===== LISTED ENTRIES =====

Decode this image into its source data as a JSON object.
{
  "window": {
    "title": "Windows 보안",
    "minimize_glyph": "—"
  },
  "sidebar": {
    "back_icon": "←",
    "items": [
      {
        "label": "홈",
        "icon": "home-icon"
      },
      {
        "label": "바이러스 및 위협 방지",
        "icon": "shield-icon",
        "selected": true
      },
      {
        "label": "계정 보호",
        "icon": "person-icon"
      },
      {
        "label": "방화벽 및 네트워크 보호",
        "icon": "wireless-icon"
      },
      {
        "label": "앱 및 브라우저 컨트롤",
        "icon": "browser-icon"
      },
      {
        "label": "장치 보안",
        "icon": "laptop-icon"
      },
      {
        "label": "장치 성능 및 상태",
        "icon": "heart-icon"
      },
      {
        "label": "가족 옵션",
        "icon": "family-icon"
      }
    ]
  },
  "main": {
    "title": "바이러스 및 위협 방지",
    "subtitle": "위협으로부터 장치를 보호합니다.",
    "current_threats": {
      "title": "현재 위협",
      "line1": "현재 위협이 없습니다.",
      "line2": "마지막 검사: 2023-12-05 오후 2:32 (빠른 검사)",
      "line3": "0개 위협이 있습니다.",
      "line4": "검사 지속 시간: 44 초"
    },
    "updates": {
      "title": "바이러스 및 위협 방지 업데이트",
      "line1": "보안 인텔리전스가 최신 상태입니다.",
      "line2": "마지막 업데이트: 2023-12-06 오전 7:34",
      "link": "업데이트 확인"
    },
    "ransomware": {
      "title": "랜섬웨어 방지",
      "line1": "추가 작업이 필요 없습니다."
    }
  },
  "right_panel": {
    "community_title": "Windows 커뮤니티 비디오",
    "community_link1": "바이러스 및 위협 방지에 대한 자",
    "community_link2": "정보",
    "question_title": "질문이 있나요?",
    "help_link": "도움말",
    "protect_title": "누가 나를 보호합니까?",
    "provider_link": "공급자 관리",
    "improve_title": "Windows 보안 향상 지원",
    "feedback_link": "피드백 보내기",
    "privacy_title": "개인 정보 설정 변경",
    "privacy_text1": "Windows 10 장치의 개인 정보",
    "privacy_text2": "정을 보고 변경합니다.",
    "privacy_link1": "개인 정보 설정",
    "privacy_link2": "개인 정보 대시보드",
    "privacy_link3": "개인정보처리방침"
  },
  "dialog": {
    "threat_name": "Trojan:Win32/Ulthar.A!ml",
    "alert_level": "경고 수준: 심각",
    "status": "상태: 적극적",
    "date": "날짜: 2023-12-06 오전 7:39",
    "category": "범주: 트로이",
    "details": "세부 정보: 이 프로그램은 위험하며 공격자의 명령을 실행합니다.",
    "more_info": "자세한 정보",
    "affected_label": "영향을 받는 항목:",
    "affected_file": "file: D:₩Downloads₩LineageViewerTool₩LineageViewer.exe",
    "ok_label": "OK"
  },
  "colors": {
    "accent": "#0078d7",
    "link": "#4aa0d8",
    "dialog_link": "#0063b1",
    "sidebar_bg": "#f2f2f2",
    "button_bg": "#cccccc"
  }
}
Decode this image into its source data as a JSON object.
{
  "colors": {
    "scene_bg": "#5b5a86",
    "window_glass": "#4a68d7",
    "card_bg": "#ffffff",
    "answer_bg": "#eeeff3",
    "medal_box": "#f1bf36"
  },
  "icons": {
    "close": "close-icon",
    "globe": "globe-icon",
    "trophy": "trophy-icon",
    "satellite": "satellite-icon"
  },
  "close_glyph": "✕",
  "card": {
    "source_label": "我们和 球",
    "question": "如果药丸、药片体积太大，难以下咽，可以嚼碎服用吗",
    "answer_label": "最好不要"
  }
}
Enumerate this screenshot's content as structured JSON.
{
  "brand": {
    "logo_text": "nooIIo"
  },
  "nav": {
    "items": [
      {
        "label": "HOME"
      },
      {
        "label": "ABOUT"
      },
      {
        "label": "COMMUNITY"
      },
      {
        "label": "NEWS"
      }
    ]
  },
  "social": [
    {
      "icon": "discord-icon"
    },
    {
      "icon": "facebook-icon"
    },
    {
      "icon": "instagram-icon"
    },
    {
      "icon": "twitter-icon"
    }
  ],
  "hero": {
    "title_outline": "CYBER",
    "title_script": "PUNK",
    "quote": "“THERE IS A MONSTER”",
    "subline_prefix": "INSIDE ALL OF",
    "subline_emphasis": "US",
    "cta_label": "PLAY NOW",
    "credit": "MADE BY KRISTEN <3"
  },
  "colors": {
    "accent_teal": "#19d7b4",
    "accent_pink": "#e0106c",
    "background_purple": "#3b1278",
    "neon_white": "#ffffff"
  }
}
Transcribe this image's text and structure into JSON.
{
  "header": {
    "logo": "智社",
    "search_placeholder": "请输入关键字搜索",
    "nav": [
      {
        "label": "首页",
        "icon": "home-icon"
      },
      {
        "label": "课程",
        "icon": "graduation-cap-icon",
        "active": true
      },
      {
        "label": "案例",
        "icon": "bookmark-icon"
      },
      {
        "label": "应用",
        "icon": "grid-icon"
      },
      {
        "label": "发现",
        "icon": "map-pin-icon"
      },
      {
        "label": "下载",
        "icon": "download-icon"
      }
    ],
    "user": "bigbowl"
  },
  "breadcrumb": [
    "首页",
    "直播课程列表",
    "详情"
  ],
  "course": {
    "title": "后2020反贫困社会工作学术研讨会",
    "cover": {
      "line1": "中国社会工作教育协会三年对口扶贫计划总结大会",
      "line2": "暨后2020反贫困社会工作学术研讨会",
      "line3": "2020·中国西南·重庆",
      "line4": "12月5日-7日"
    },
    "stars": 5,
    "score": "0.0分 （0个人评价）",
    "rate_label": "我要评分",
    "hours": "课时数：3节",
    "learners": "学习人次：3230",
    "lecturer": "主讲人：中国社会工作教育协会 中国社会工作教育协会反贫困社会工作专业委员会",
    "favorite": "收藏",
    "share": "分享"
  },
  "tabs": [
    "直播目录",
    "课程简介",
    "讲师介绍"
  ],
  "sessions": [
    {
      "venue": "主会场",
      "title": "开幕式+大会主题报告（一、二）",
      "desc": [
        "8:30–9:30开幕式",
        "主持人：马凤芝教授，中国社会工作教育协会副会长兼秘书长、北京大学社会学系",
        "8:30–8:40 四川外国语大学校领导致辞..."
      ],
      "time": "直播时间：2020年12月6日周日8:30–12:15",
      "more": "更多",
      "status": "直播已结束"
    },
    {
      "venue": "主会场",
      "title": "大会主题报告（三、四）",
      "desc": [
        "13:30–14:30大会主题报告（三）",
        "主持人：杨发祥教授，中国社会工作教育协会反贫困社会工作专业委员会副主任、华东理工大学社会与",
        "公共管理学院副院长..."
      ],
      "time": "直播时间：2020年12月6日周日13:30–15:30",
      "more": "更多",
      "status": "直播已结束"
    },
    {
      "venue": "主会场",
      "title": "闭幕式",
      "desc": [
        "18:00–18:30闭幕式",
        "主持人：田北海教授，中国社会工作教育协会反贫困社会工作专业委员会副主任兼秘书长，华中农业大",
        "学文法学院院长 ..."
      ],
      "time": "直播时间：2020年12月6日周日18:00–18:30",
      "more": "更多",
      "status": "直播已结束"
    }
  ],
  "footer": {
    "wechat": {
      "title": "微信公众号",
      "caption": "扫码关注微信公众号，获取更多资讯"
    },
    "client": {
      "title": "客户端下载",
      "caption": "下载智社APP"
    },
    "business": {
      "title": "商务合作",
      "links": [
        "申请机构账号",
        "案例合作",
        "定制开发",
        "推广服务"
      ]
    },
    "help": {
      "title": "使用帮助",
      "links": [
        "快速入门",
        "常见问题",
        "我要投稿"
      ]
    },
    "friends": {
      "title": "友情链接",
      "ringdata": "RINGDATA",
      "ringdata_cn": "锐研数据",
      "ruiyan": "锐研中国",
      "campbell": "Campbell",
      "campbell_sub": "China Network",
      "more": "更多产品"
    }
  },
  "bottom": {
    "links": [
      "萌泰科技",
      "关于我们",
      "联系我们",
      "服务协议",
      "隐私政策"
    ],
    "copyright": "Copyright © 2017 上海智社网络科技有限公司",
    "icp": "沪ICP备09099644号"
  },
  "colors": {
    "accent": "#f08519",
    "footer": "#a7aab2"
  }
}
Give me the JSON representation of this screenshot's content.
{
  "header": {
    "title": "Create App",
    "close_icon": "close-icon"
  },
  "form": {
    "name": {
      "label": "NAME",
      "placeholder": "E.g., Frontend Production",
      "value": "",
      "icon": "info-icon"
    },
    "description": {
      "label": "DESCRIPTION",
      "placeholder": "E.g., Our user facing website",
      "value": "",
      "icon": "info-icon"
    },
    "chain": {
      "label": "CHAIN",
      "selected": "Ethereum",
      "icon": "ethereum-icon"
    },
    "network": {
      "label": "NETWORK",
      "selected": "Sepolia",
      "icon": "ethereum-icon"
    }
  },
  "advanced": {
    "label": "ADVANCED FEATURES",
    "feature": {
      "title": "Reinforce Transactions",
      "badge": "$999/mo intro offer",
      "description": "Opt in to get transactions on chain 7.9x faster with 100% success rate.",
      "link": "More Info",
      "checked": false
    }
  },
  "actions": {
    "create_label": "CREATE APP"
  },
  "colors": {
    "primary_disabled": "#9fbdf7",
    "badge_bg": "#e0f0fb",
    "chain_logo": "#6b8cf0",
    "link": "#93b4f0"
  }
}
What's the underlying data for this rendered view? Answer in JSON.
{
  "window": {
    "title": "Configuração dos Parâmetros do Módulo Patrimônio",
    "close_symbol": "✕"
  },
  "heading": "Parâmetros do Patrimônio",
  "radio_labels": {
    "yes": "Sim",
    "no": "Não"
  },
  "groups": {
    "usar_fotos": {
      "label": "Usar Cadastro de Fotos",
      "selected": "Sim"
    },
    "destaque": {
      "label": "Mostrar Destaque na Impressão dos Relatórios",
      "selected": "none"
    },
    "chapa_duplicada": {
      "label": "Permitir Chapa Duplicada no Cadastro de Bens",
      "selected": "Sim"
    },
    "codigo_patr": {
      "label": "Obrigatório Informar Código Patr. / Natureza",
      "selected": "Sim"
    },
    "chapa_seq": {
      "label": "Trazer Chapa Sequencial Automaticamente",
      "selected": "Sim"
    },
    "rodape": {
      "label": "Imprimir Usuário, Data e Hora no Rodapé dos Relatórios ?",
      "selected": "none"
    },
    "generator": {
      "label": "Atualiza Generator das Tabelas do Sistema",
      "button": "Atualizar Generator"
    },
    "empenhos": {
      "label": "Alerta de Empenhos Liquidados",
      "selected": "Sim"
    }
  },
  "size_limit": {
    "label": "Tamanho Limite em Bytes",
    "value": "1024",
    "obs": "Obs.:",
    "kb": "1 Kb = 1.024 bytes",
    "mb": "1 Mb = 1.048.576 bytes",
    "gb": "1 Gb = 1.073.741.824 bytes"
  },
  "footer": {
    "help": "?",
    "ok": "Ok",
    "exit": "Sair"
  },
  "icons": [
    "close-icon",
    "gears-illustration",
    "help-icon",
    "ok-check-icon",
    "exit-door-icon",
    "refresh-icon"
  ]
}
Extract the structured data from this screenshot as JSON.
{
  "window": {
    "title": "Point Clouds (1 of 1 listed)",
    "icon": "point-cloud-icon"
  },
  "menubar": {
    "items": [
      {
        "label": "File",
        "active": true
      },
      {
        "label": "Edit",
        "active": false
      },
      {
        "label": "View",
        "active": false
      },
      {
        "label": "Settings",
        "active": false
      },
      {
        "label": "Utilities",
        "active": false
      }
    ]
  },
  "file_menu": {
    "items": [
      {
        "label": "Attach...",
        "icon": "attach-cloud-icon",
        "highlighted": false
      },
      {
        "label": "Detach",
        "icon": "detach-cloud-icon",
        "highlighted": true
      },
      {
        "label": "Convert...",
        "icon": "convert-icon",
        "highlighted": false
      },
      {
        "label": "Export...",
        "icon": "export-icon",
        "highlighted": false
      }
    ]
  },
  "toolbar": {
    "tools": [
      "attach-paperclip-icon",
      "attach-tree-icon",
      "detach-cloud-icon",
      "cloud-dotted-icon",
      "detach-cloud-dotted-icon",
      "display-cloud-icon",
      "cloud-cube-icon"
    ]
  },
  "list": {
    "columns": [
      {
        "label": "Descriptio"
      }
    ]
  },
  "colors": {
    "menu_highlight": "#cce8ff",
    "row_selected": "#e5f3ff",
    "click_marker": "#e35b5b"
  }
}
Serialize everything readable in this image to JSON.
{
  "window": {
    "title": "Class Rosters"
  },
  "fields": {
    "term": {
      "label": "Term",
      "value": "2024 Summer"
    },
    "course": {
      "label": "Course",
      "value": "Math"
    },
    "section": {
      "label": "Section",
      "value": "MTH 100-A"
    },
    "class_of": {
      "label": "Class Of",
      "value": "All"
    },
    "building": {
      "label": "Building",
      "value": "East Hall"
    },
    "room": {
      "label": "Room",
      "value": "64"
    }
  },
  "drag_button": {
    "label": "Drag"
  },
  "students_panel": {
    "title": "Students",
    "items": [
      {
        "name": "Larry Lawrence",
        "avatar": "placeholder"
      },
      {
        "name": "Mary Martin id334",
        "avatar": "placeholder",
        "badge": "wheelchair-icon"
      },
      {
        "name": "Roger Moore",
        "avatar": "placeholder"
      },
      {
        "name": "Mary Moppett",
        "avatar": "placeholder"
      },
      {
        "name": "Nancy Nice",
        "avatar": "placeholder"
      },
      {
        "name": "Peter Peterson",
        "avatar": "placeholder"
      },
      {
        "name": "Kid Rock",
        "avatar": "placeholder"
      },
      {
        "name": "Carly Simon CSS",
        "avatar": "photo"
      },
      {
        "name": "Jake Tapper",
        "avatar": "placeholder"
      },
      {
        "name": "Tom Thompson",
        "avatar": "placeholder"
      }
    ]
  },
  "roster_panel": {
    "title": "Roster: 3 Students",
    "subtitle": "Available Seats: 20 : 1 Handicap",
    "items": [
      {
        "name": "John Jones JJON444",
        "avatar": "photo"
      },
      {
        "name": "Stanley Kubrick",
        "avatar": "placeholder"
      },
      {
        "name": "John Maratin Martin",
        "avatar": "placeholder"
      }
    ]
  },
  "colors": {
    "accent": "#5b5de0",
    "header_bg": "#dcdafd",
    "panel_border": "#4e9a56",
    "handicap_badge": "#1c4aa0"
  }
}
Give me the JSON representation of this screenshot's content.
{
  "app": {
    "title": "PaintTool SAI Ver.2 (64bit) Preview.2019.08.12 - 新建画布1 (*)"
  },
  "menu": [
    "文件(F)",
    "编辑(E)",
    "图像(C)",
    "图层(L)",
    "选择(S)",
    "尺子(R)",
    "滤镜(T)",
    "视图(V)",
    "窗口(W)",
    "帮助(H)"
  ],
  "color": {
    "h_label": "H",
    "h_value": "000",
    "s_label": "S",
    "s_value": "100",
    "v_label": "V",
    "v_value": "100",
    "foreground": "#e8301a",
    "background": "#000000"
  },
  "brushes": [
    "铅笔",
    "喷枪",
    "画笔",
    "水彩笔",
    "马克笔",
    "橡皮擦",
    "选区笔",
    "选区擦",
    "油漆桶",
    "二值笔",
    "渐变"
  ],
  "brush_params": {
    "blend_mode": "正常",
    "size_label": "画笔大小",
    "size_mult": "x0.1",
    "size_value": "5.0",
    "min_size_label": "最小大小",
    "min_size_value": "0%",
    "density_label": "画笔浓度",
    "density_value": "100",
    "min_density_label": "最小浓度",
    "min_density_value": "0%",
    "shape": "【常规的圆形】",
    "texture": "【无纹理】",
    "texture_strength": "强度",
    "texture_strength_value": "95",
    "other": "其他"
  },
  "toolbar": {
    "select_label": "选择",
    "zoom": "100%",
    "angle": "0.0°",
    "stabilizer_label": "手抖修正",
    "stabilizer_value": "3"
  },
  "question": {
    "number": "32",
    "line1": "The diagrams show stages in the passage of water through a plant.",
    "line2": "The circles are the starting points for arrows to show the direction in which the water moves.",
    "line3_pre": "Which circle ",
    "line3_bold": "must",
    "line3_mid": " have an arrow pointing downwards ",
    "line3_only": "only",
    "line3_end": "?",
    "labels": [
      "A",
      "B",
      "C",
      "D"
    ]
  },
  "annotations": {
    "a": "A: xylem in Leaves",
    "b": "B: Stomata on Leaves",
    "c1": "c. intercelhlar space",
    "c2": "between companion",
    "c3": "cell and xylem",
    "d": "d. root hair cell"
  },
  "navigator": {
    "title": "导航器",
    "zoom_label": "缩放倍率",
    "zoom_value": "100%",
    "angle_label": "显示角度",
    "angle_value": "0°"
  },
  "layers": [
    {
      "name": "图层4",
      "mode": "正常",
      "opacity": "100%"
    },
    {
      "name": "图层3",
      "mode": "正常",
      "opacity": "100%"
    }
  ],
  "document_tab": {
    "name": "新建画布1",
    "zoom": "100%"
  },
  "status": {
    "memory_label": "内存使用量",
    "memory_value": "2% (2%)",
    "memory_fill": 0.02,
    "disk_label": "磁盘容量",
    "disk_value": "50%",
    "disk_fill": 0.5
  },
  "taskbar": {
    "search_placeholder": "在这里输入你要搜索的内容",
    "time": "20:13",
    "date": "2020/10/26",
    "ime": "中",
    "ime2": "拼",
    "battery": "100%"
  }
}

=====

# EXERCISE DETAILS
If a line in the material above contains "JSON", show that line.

# SOLUTION TO THIS TASK
Decode this image into its source data as a JSON object.
Decode this image into its source data as a JSON object.
Enumerate this screenshot's content as structured JSON.
Transcribe this image's text and structure into JSON.
Give me the JSON representation of this screenshot's content.
What's the underlying data for this rendered view? Answer in JSON.
Extract the structured data from this screenshot as JSON.
Serialize everything readable in this image to JSON.
Give me the JSON representation of this screenshot's content.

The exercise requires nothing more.